In the last few days the moon has come closer to the earth, according to the experts, so perhaps it was the inverse square law which made the incoming tide so powerful. I have arrived at high office in the club being the OOD for the G class backwards race and after top level discussions, course three was chosen. In the Ops room we were thrilled to see five competitors looking for a good start but at the same time they were aware of the danger of being pushed over the line by the tidal stream and the difficulty of getting back if it did happen. A text book start was made by all and I was impressed by their confidence when Morwennel powered over the line flying their spinnaker for the long run up the creek to the Ocean mark. The turning mark was laid a hundred metres upstream flying a green flag. On the return the second leg was only up to Coastlines and to my dismay as I watched the leader coming towards the finish I realised that I was on the wrong quay so I had to dash from New Quay to Town Quay for the finish between there and the Greenbank Quay opposite. As they approached I had my watch and clipboard ready to record the positions but I had forgotten the hooter, so as Morwennel crossed the line I shouted BANG loudly and recorded the exact time!

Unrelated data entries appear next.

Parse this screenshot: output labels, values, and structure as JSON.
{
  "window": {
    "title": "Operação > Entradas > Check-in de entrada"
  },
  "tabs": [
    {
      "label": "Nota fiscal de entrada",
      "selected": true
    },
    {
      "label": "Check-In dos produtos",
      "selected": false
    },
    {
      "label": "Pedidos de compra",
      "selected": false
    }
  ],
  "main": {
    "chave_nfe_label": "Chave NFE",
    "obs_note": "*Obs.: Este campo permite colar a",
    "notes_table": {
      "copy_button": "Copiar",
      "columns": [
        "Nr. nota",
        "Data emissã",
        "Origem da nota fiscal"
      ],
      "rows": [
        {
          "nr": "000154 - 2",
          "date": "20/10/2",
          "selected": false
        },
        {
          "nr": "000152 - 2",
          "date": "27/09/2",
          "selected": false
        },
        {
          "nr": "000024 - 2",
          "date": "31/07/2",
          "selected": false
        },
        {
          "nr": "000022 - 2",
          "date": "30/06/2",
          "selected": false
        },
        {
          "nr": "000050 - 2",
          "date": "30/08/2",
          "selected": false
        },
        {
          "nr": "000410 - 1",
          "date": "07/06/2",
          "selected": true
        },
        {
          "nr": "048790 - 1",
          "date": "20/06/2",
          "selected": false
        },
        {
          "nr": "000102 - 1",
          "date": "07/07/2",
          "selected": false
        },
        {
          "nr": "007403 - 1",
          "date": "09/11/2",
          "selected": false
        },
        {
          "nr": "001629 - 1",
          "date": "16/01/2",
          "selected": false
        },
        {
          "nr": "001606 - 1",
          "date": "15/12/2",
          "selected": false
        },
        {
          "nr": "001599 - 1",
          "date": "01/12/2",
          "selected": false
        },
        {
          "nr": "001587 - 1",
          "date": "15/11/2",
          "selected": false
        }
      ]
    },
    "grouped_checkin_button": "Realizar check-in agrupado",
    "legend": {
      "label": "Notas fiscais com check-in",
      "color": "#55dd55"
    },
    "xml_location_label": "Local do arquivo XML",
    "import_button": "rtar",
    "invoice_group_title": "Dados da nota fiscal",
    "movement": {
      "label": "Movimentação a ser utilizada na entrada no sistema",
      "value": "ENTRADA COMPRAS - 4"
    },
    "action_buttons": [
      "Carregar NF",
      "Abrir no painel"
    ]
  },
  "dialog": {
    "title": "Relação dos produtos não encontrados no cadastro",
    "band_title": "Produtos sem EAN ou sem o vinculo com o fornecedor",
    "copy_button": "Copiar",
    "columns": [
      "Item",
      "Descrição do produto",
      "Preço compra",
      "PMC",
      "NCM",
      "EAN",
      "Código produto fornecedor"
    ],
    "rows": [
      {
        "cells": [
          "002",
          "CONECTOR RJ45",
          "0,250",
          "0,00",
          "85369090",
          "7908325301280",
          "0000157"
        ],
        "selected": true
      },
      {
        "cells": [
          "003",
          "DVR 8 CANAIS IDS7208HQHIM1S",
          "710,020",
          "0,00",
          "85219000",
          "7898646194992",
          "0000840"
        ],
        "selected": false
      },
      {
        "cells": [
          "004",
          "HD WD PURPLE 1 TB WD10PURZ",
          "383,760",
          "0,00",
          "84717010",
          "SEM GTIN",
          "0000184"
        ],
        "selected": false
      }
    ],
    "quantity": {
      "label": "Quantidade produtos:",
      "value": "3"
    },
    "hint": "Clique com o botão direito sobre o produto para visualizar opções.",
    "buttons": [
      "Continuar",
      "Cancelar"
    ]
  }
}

It was the third race in the Hine-Downing Summer Series and in E class Jitterbug was first to the windward mark but some of the regular crew were on holiday in Greece or Glastonbury so that although the scratch crew did well they suffered in such a competitive fleet. Hawk did not do as well as expected either and a dirty bottom is thought to be the problem so that it sounds as if a mid season scrub is needed.
In U fleet David and Mandy Owens, having left G class to buy a Nordic Folkboat to challenge Lennie Trenoweth, lead up the first beat in Aurora but they had to put in another tack just before the mark and this allowed Popincoota and Gap Year through but they all passed the buoy close together. The GK 24 escaped on the run but the two Nordics enjoyed their boat for boat tussle and they are hoping that some more Folkboats join them.
At last a good fleet of Sunbeams arrived and in the crush two of them were over the line at the start. I hope now that we will see all ten of them out more often during the rest of the season.
In B class John Peters in Rita kept clear air to win while in the rest of the fleet there were some very close quarters nips and tucks going on and everyone was pleased to see a St Mawes' boat joining in.
In the IRC fleet Macavity, helmed by the very experienced John Murrell, won by more than half a minute from a keen and pot hungry group of challengers. On board Minx a very young crew have plenty of enthusiasm but a lot to learn to get the best from the boat all round the course.
In W class they split in two and Fooster, Cleda Mur and Deep Purple who chose to stay on the Falmouth side for the beat to Pendennis gained ground on the others who crossed the incoming tidal stream to go to the St Mawes' shore.
One racer was very pleased to see his old chemistry teacher working on the committee boat. From the clubhouse we spotted a very large nasty looking jellyfish floating slowly, trailing evil looking streamers along behind. Six months from today it will be Christmas Day so I hope we have plenty of good racing before then.